Dec 31, 2015 12:25 AM
Lamar Jackson has 4 TDs, Louisville beats Texas A&M 27-21
The Associated Press
NASHVILLE, Tenn. (AP) Lamar Jackson put on quite a show for most of the Music City Bowl. Then he had to stand around and watch the Louisville defense polish off his record-setting night.
Jackson ran for a career-high and Music City Bowl-record 226 yards and two touchdowns and threw for two more scores to help Louisville beat Texas A&M 27-21 on Wednesday night.
After Louisville went three-and-out late, the Cardinals' defense sealed the victory by forcing the Aggies to turn it over on downs with 1:39 remaining.
"We just needed the ball back because I messed up," Jackson said. "The way they were playing, it was just awesome."
The freshman, making his first start since Oct. 30, finished with a bowl-record 453 total yards, and set the Louisville career rushing mark before the end of the first quarter in giving the Cardinals a 20-7 lead they never lost. Jackson ran for 126 yards in the first 15 minutes, including a 61-yard scoring run.
Louisville (8-5) won its third bowl in their past four trips and first since 2013. The Cardinals also won for the eighth time in 10 games after starting the season 0-3.
"The first thing I thought of was, 'Wow, we were 0-3 and we got a great win at the Music City Bowl,'" coach Bobby Petrino said about his first bowl victory since returning to Louisville in 2014.
Texas A&M (8-5) became the first Southeastern Conference team to lose this bowl season. The Aggies made it interesting in the final minutes with their third-string quarterback making his first career start.
Josh Hubenak started after both Kyle Allen and Kyler Murray transferred this month. Hubenak shook off five sacks and two turnovers to throw for 307 yards, including a 29-yard touchdown pass to Christian Kirk with 4:54 left that pulled the Aggies to 27-21.
Texas A&M nearly had first-and-goal at the Cardinals 6, but a review showed Kirk did not maintain possession of the ball on his catch. That left Hubenak two more chances inside the final 2 minutes. The Cardinals batted down a pass, then Hubenak was incomplete throwing into the end zone.
"After he settled down a little bit, he did better starting in the second quarter, and he gave us a chance to win the game," Texas A&M coach Kevin Sumlin said. "That's a heck of a position for a guy making his first start, but guys rallied around him."

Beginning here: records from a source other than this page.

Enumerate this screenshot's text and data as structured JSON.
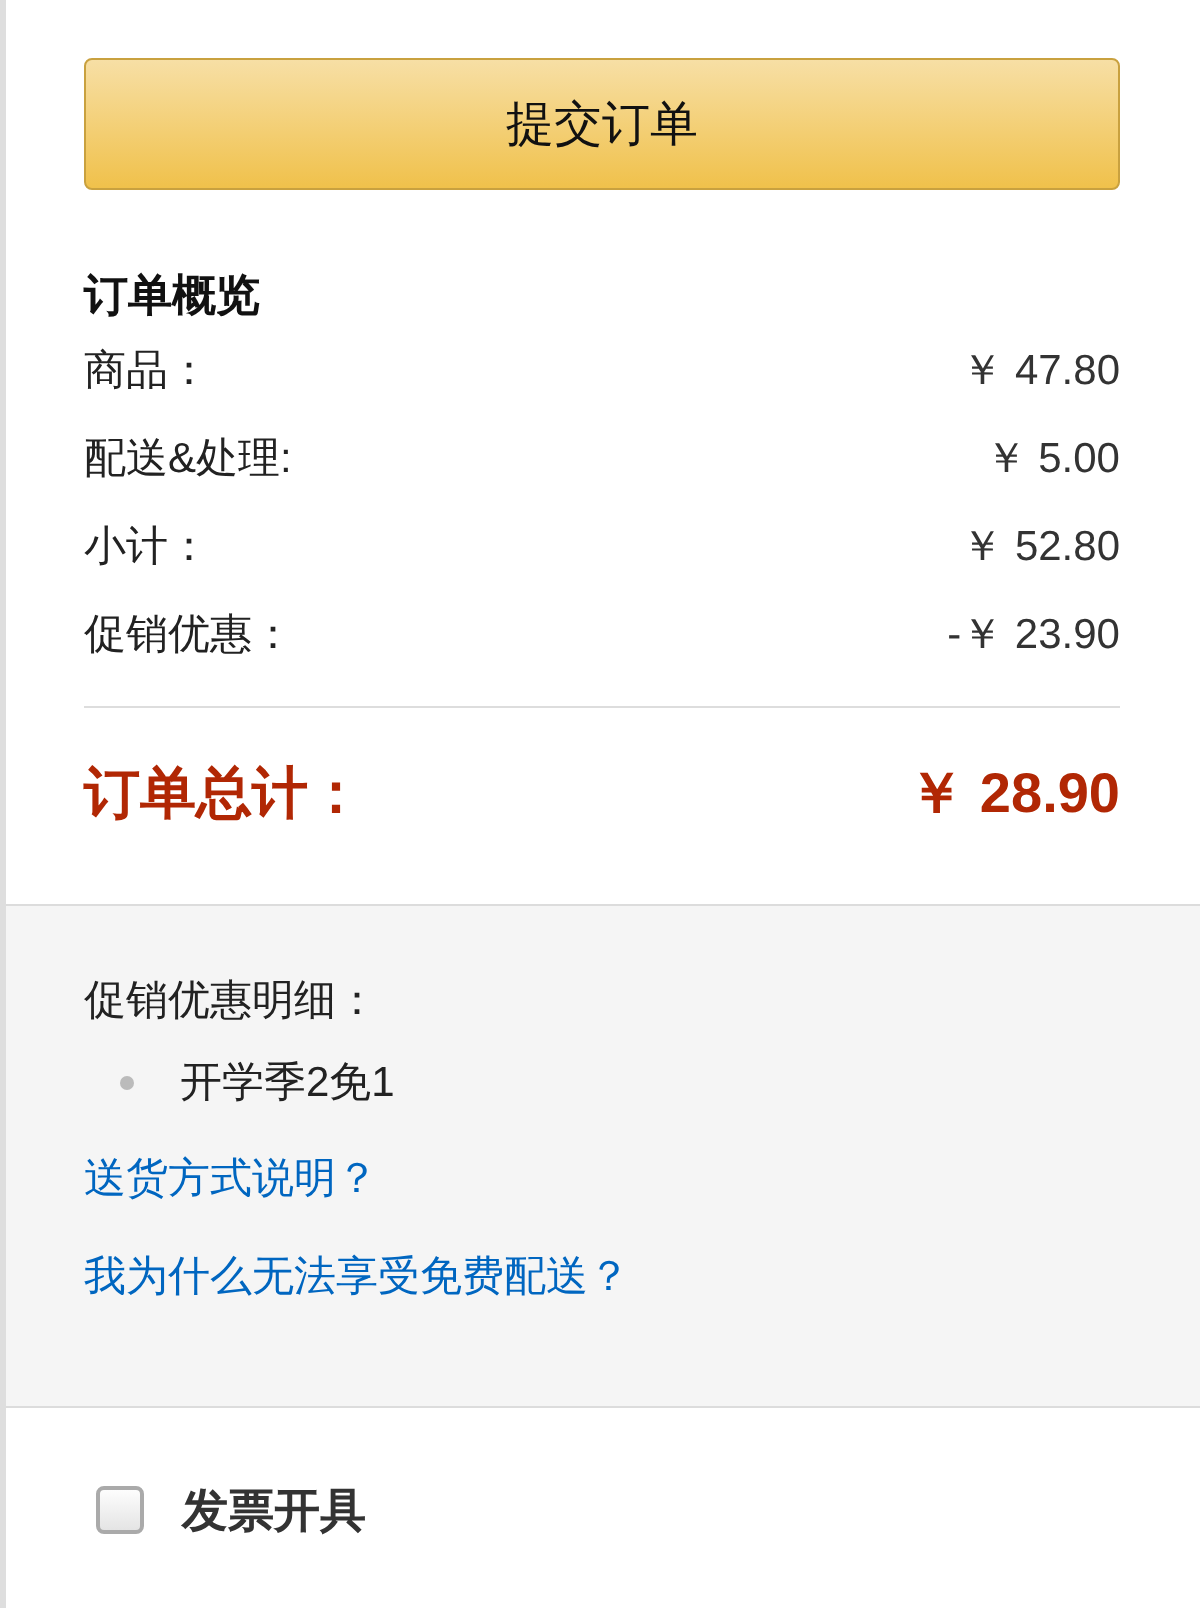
{
  "submit_button": {
    "label": "提交订单"
  },
  "summary": {
    "title": "订单概览",
    "rows": [
      {
        "label": "商品：",
        "amount": "￥ 47.80"
      },
      {
        "label": "配送&处理:",
        "amount": "￥ 5.00"
      },
      {
        "label": "小计：",
        "amount": "￥ 52.80"
      },
      {
        "label": "促销优惠：",
        "amount": "-￥ 23.90"
      }
    ],
    "total": {
      "label": "订单总计：",
      "amount": "￥ 28.90"
    }
  },
  "promotions": {
    "title": "促销优惠明细：",
    "items": [
      "开学季2免1"
    ]
  },
  "links": [
    "送货方式说明？",
    "我为什么无法享受免费配送？"
  ],
  "invoice": {
    "label": "发票开具",
    "checked": false
  }
}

The Aggies lost their second straight overall and snapped a four-game bowl winning streak. Aggies wide receiver Josh Reynolds set Music City Bowl records with 11 catches for 177 yards.
Louisville linebacker Devonte Fields had three sacks, and Louisville safety Josh Harvey-Clemons stripped Hubenak of the ball and intercepted a pass both in the third quarter.
Jackson had no such issues as he passed Stefan LeFors' previous career rushing mark of 756 yards between 2002 and 2004. He showed off the speed that Petrino wants to bring to the Atlantic Coast Conference, running through, around and over the Aggies.
The Louisville quarterback set a bowl rushing record, topping the 187 yards Marion Barber had for Minnesota had in 2004. He also set the total offense mark, topping the 424 set by Mike Glennon of North Carolina State in 2012. Jackson also became the third quarterback to run and throw for at least 200 yards in a bowl game, joining Vince Young in 2006 and Johnny Manziel in 2012.
"He's explosive, and he's got wheels," Sumlin said about Jackson. "He really gave us fits on the edge."
Louisville senior linebacker James Burgess' career ended on the Cardinals' first defensive play of the game. He was flagged, then ejected for targeting Texas A&M wide receiver Damion Ratley on a hit that left both the receiver and Cardinals cornerback Shaq Wiggins on the ground for a few minutes. He didn't return until late in the first quarter with a strained lower back.
Aggies defensive end Myles Garrett, who came in leading the SEC in sacks, had a pretty quiet night aside from one sack, giving him a career-high 12 1/2 for the season.
AP College Football website: www.collegefootball.ap.org